• [Task details] Search through the entries for the word "title" and copy every line that has it.
[Start of section]
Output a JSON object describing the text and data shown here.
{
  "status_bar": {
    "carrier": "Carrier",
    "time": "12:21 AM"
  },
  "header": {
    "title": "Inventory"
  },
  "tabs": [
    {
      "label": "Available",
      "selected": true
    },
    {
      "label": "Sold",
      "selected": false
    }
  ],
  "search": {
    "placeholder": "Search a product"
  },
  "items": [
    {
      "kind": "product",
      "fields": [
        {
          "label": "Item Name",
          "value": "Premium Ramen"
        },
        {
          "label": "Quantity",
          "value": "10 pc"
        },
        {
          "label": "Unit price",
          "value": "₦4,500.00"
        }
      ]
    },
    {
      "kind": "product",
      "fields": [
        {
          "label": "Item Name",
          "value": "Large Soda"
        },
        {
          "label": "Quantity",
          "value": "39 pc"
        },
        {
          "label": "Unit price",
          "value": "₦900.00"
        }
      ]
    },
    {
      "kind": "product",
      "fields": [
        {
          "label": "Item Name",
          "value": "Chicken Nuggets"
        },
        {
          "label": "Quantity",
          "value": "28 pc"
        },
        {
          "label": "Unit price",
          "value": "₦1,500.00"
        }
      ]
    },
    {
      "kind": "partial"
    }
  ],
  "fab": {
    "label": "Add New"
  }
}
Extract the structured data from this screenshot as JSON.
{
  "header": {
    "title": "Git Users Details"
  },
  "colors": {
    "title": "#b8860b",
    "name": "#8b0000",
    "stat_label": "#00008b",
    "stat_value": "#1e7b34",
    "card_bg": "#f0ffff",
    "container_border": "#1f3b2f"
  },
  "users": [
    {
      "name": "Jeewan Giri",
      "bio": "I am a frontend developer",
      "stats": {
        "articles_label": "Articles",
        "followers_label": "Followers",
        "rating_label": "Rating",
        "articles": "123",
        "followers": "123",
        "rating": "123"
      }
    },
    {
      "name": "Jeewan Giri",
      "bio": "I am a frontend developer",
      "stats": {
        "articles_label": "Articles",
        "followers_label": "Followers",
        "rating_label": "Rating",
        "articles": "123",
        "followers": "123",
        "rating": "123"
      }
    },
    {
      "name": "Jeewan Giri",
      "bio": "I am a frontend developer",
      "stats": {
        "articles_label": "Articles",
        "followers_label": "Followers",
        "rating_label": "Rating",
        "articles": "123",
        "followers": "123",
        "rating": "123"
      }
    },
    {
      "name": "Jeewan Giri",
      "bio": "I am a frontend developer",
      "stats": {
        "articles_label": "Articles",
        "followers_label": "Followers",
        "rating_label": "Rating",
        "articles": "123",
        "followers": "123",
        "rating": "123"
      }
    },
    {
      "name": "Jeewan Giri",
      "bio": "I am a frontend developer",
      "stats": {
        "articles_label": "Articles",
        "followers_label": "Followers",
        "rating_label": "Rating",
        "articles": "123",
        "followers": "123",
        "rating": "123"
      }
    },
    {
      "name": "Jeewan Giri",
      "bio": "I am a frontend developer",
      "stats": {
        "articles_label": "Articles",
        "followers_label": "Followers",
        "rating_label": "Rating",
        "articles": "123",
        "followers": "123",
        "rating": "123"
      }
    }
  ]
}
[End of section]
• [Final answer]
    "title": "Inventory"
    "title": "Git Users Details"
    "title": "#b8860b",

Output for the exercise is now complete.